Jason FlemyngGeorge A. RomeroTom AtkinsLeslie Hope
Bruiser
Medium: film
Year: 2000
Writer/director: George A. Romero
Actor: Jason Flemyng, Peter Stormare, Leslie Hope, Nina Garbiras, Andrew Tarbet, Tom Atkins, Jonathan Higgins, Jeff Monahan, Marie Cruz, Beatriz Pizano, Tamsin Kelsey, Kelly King, Susanne Sutchy, Balazs Koos, Jean Daigle
Country: France, Canada, USA
Language: English, Spanish [one scene only]
Format: 99 minutes
Url: http://www.imdb.com/title/tt0212830/
Website category: Other
Review date: 17 September 2010
I'd have never watched this if it hadn't been by George Romero. It got a theatrical release in Canada in February 2000, but then spent the following year around the world going straight to DVD. The United States didn't get it until October 2001. Mind you, apparently the producers tried to promote it as a horror film, which is what Romero blames for its lack of success.
He's right, it's not a horror film. It's not bad, though. It doesn't feel like a gross injustice that it didn't get into too many cinemas, but that's because it's a small-scale, almost understated movie that was never meant to be big and commercial.

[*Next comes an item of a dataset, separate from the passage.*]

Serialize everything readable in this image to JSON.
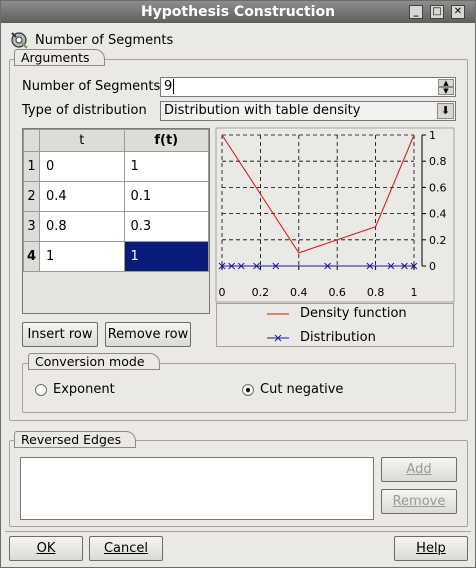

We begin with Jason Flemyng, to me best known for acting in Guy Ritchie films and dodgy Alan Moore adaptations. His character here is a nice enough guy, except that he'll occasionally fantasise about blowing his brains out or committing acts of extreme violence against people who annoy him. Romero's name alone gives this spice. This isn't a gory film, but he's playing with his reputation in moments like the one where we realise that the dog has learned how to turn on the circular saw. Anyway, Flemyng's day just keeps getting worse. The more we learn about his life, the more we realise he's being screwed. I think this is thematically significant, since the movie's all about masks and on the surface even we at first think Flemyng has everything... beautiful wife, ridiculously big house, his best friend as his financial advisor and so on. His life looks wonderful.
It really isn't. Then, one day, he wakes up with no face.
I don't want to spoil where things go from there, although you probably wouldn't be too surprised if I did. It's similar to Romero's neo-vampire film Martin (1977), in that we're never quite sure how much of this is real or merely in Flemyng's mind. It's a fascinating idea, but I'm not sure Romero's making the most of it. I've always admired the strength of his themes, but his films haven't always done full justice to them. Flemyng's changed behaviour is never linked properly to his facelessness, although he does say at one point that "you took the only thing that can't be replaced: my identity."
He couldn't be living in a world more appropriate to the theme, though. He works for a fashion magazine (called Bruiser) and his day-to-day responsibilities include helping to decide who's going to be their next cover girl. Naturally the girl they choose is thrilled and sexually available. Meanwhile his boss is the prince of all tossers, played by Swedish actor Peter Stormare.
It's a world of bullshit and beautiful people, concluding in an Act Three "masquerade", i.e. a horror-themed gimp fetish party. Guess what's about to happen. Spot the irony. The Phantom of the Opera parallels are obvious and presumably deliberate, but they're also a little distracting from the meat of what Romero's really talking about.
It's worth putting this in the context of Romero's career, since despite the fact that he tends these days to make low-budget or straight-to-video movies, he remains one of the most important American directors currently working. Firstly, this film came out in the middle of Romero's longest dry spell. It's his only movie between The Dark Half (1993) and Land of the Dead (2005). More important though are the thematic links. I've already compared it with Martin, but it's also a thematic continuation of the duality he was looking at in Monkeyshines and The Dark Half. You could almost see them as part of a series, although to be honest The Dark Half feels to me more like King than Romero. Nothing wrong with that, mind you.
It's a good film, although too low-key to please the zombie fanboys. It's also less Kafka-esque than you'd think. Romero has never struck me as a fantasist and here he's making everything so real and down-to-earth, including Flemyng's psychological journey, that it comes across as basically a normal movie with some unexplained mask stuff in it. However the advantage of this is that the film can be both subtle and flexible. The monsters are human and mundane. Flemyng is keeping himself on a leash. It's not a film I'd particularly rush out to recommend to people, but I'm glad I saw it and it's made me keener to check out more of Romero's non-zombie movies.